__REQUIRED ACTION__: Filter the listing below down to the lines containing the word "Products".

********

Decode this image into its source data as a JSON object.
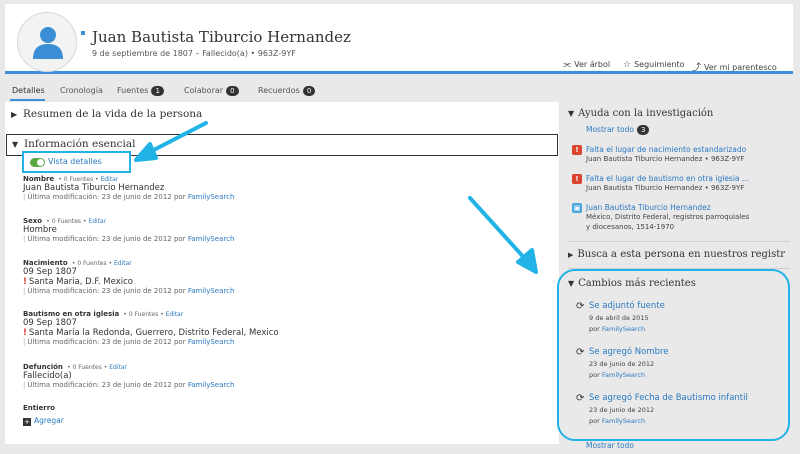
{
  "person": {
    "name": "Juan Bautista Tiburcio Hernandez",
    "subtitle": "9 de septiembre de 1807 – Fallecido(a)  •  963Z-9YF"
  },
  "header_actions": {
    "tree": "Ver árbol",
    "follow": "Seguimiento",
    "relationship": "Ver mi parentesco"
  },
  "tabs": [
    {
      "label": "Detalles"
    },
    {
      "label": "Cronología"
    },
    {
      "label": "Fuentes",
      "badge": "1"
    },
    {
      "label": "Colaborar",
      "badge": "0"
    },
    {
      "label": "Recuerdos",
      "badge": "0"
    }
  ],
  "main": {
    "summary_title": "Resumen de la vida de la persona",
    "essential_title": "Información esencial",
    "toggle_label": "Vista detalles",
    "facts": [
      {
        "label": "Nombre",
        "sources": "0 Fuentes",
        "edit": "Editar",
        "value": "Juan Bautista Tiburcio Hernandez",
        "place": "",
        "modified": "Última modificación: 23 de junio de 2012 por",
        "by": "FamilySearch"
      },
      {
        "label": "Sexo",
        "sources": "0 Fuentes",
        "edit": "Editar",
        "value": "Hombre",
        "place": "",
        "modified": "Última modificación: 23 de junio de 2012 por",
        "by": "FamilySearch"
      },
      {
        "label": "Nacimiento",
        "sources": "0 Fuentes",
        "edit": "Editar",
        "value": "09 Sep 1807",
        "place": "Santa Maria, D.F. Mexico",
        "modified": "Última modificación: 23 de junio de 2012 por",
        "by": "FamilySearch"
      },
      {
        "label": "Bautismo en otra iglesia",
        "sources": "0 Fuentes",
        "edit": "Editar",
        "value": "09 Sep 1807",
        "place": "Santa María la Redonda, Guerrero, Distrito Federal, Mexico",
        "modified": "Última modificación: 23 de junio de 2012 por",
        "by": "FamilySearch"
      },
      {
        "label": "Defunción",
        "sources": "0 Fuentes",
        "edit": "Editar",
        "value": "Fallecido(a)",
        "place": "",
        "modified": "Última modificación: 23 de junio de 2012 por",
        "by": "FamilySearch"
      }
    ],
    "burial_label": "Entierro",
    "add_label": "Agregar"
  },
  "sidebar": {
    "research_title": "Ayuda con la investigación",
    "show_all": "Mostrar todo",
    "show_all_count": "3",
    "tasks": [
      {
        "kind": "warning",
        "title": "Falta el lugar de nacimiento estandarizado",
        "lines": [
          "Juan Bautista Tiburcio Hernandez  •  963Z-9YF"
        ]
      },
      {
        "kind": "warning",
        "title": "Falta el lugar de bautismo en otra iglesia ...",
        "lines": [
          "Juan Bautista Tiburcio Hernandez  •  963Z-9YF"
        ]
      },
      {
        "kind": "record",
        "title": "Juan Bautista Tiburcio Hernandez",
        "lines": [
          "México, Distrito Federal, registros parroquiales",
          "y diocesanos, 1514-1970"
        ]
      }
    ],
    "search_title": "Busca a esta persona en nuestros registr",
    "changes_title": "Cambios más recientes",
    "changes": [
      {
        "title": "Se adjuntó fuente",
        "date": "9 de abril de 2015",
        "by_prefix": "por",
        "by": "FamilySearch"
      },
      {
        "title": "Se agregó Nombre",
        "date": "23 de junio de 2012",
        "by_prefix": "por",
        "by": "FamilySearch"
      },
      {
        "title": "Se agregó Fecha de Bautismo infantil",
        "date": "23 de junio de 2012",
        "by_prefix": "por",
        "by": "FamilySearch"
      }
    ],
    "changes_show_all": "Mostrar todo"
  },
  "colors": {
    "accent_blue": "#3a8fd6",
    "link_blue": "#2b79c2",
    "highlight_cyan": "#21b3e6",
    "toggle_green": "#5ba843",
    "warning_red": "#d9452e"
  }
}
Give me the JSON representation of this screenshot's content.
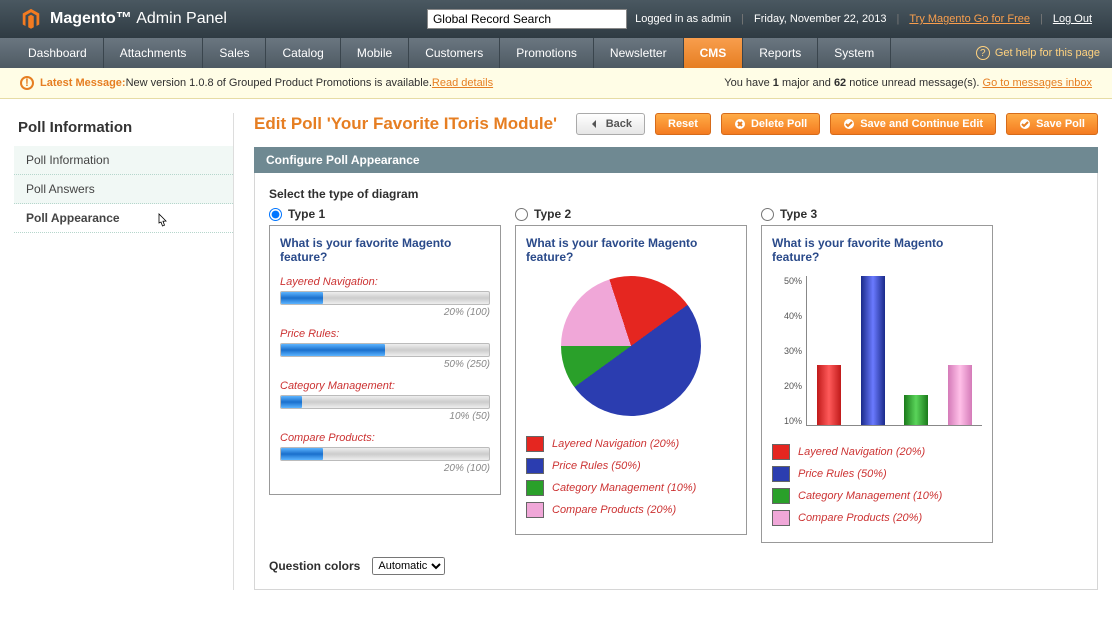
{
  "header": {
    "brand_bold": "Magento",
    "brand_thin": "Admin Panel",
    "search_placeholder": "Global Record Search",
    "logged_in": "Logged in as admin",
    "date": "Friday, November 22, 2013",
    "try_link": "Try Magento Go for Free",
    "logout": "Log Out"
  },
  "nav": {
    "items": [
      "Dashboard",
      "Attachments",
      "Sales",
      "Catalog",
      "Mobile",
      "Customers",
      "Promotions",
      "Newsletter",
      "CMS",
      "Reports",
      "System"
    ],
    "active": "CMS",
    "help": "Get help for this page"
  },
  "notice": {
    "latest_label": "Latest Message:",
    "latest_text": " New version 1.0.8 of Grouped Product Promotions is available. ",
    "read_details": "Read details",
    "right_pre": "You have ",
    "major": "1",
    "mid": " major and ",
    "notice_count": "62",
    "post": " notice unread message(s). ",
    "inbox_link": "Go to messages inbox"
  },
  "sidebar": {
    "title": "Poll Information",
    "items": [
      "Poll Information",
      "Poll Answers",
      "Poll Appearance"
    ]
  },
  "page": {
    "title": "Edit Poll 'Your Favorite IToris Module'",
    "btn_back": "Back",
    "btn_reset": "Reset",
    "btn_delete": "Delete Poll",
    "btn_save_continue": "Save and Continue Edit",
    "btn_save": "Save Poll"
  },
  "section": {
    "title": "Configure Poll Appearance",
    "select_label": "Select the type of diagram",
    "type1": "Type 1",
    "type2": "Type 2",
    "type3": "Type 3",
    "question": "What is your favorite Magento feature?",
    "qcolors_label": "Question colors",
    "qcolors_value": "Automatic"
  },
  "chart_data": {
    "question": "What is your favorite Magento feature?",
    "series": [
      {
        "name": "Layered Navigation",
        "percent": 20,
        "votes": 100,
        "color": "#e52620"
      },
      {
        "name": "Price Rules",
        "percent": 50,
        "votes": 250,
        "color": "#2b3db0"
      },
      {
        "name": "Category Management",
        "percent": 10,
        "votes": 50,
        "color": "#2aa02a"
      },
      {
        "name": "Compare Products",
        "percent": 20,
        "votes": 100,
        "color": "#f0a7d8"
      }
    ],
    "type1": {
      "type": "bar",
      "orientation": "horizontal"
    },
    "type2": {
      "type": "pie"
    },
    "type3": {
      "type": "bar",
      "orientation": "vertical",
      "ylim": [
        0,
        50
      ],
      "yticks": [
        "50%",
        "40%",
        "30%",
        "20%",
        "10%"
      ]
    }
  },
  "legend": {
    "0": "Layered Navigation (20%)",
    "1": "Price Rules (50%)",
    "2": "Category Management (10%)",
    "3": "Compare Products (20%)"
  },
  "bar_display": {
    "0": {
      "label": "Layered Navigation:",
      "val": "20% (100)"
    },
    "1": {
      "label": "Price Rules:",
      "val": "50% (250)"
    },
    "2": {
      "label": "Category Management:",
      "val": "10% (50)"
    },
    "3": {
      "label": "Compare Products:",
      "val": "20% (100)"
    }
  }
}
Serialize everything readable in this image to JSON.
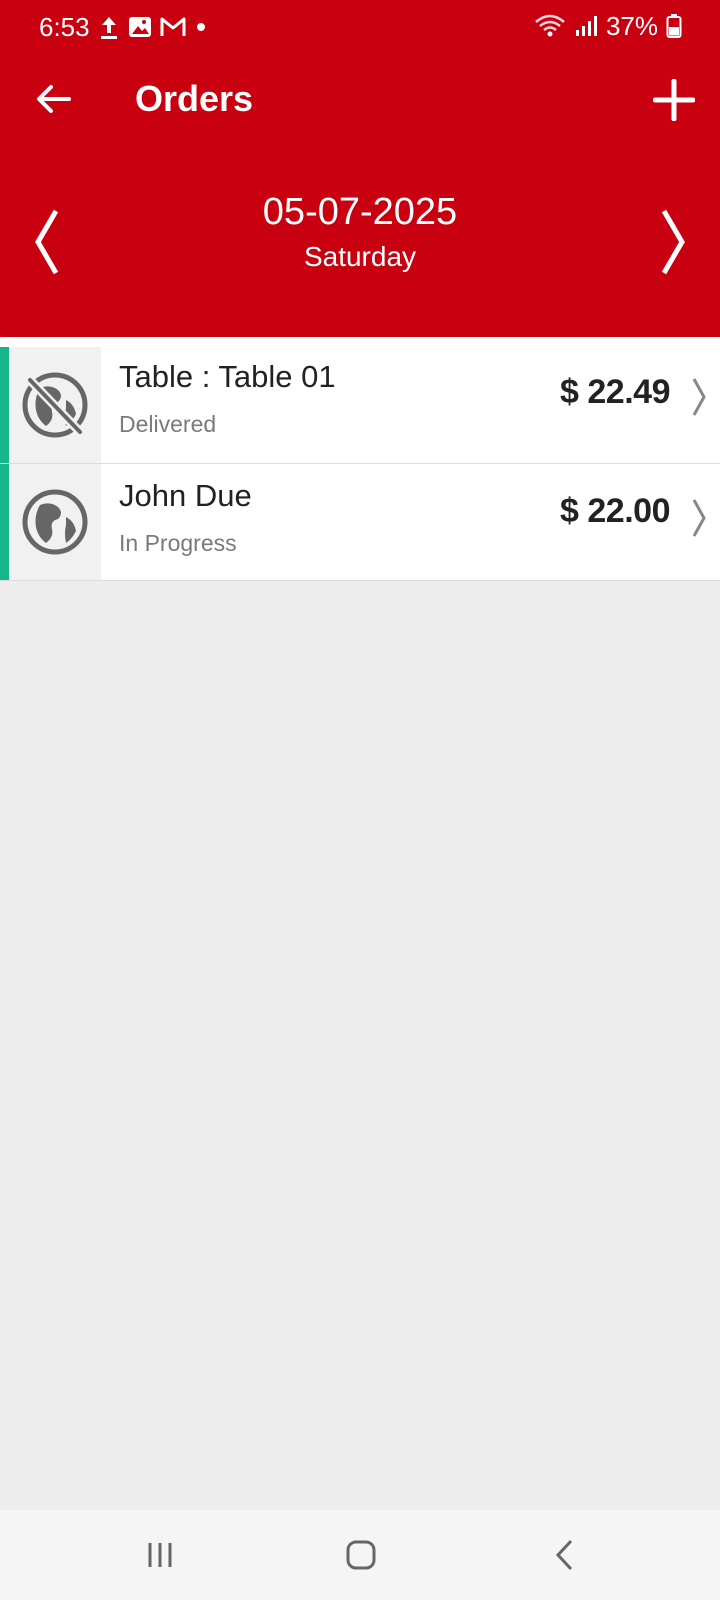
{
  "status_bar": {
    "time": "6:53",
    "battery": "37%",
    "icons": [
      "upload-icon",
      "gallery-icon",
      "gmail-icon",
      "dot-icon",
      "wifi-icon",
      "signal-icon",
      "battery-icon"
    ]
  },
  "app_bar": {
    "title": "Orders",
    "back_icon": "arrow-left-icon",
    "add_icon": "plus-icon"
  },
  "date_nav": {
    "date": "05-07-2025",
    "day": "Saturday"
  },
  "orders": [
    {
      "name": "Table : Table 01",
      "status": "Delivered",
      "amount": "$ 22.49",
      "icon": "globe-off-icon"
    },
    {
      "name": "John Due",
      "status": "In Progress",
      "amount": "$ 22.00",
      "icon": "globe-icon"
    }
  ],
  "colors": {
    "primary": "#c8000f",
    "accent": "#16b58a",
    "background": "#ededed"
  },
  "system_nav": [
    "recents-icon",
    "home-icon",
    "back-icon"
  ]
}
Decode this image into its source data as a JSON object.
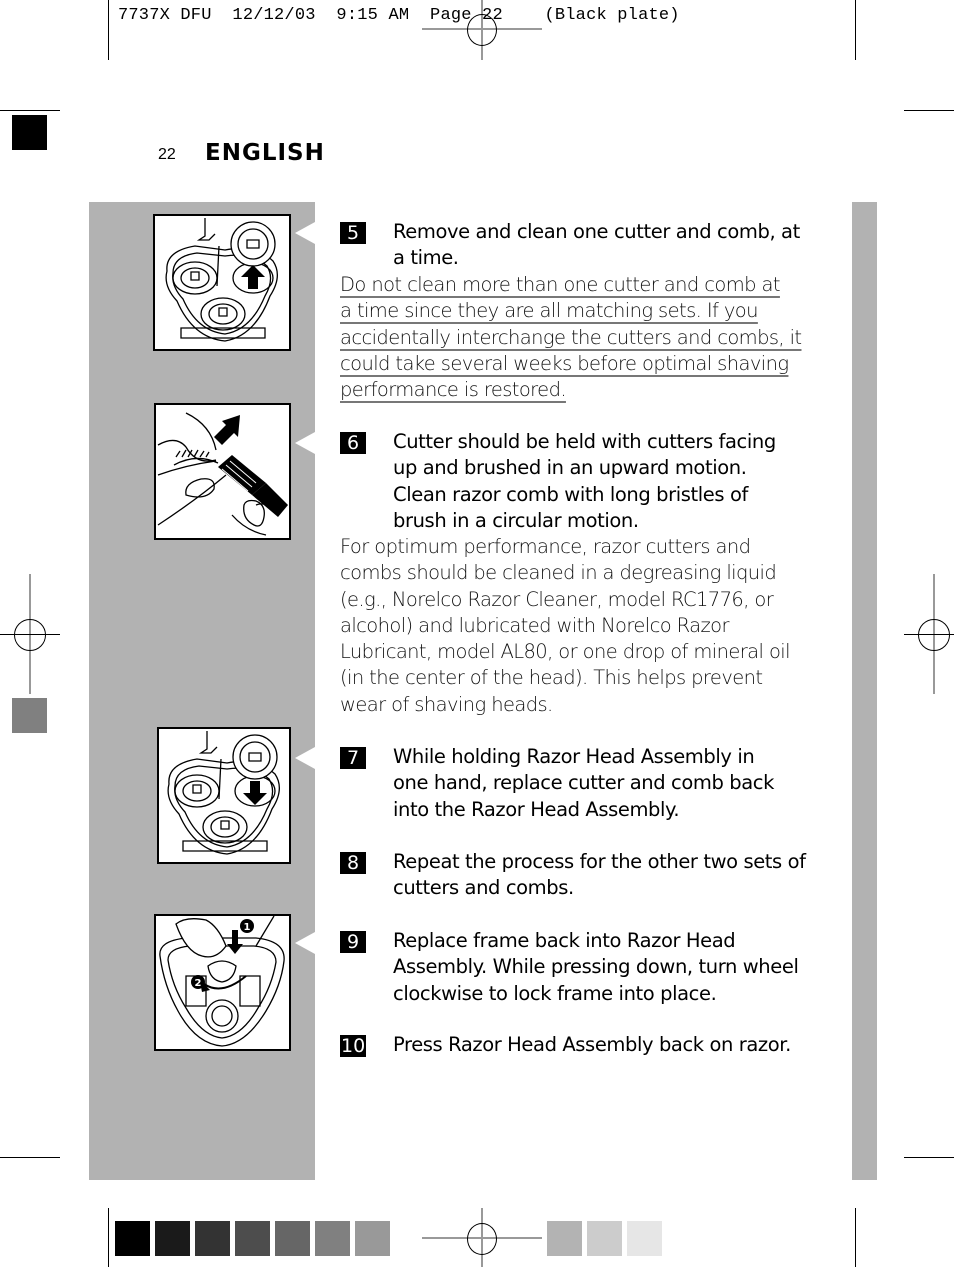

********

__ANSWER AREA__:
        "name": "Compare Products",
    "3": "Compare Products (20%)"
      "label": "Compare Products:",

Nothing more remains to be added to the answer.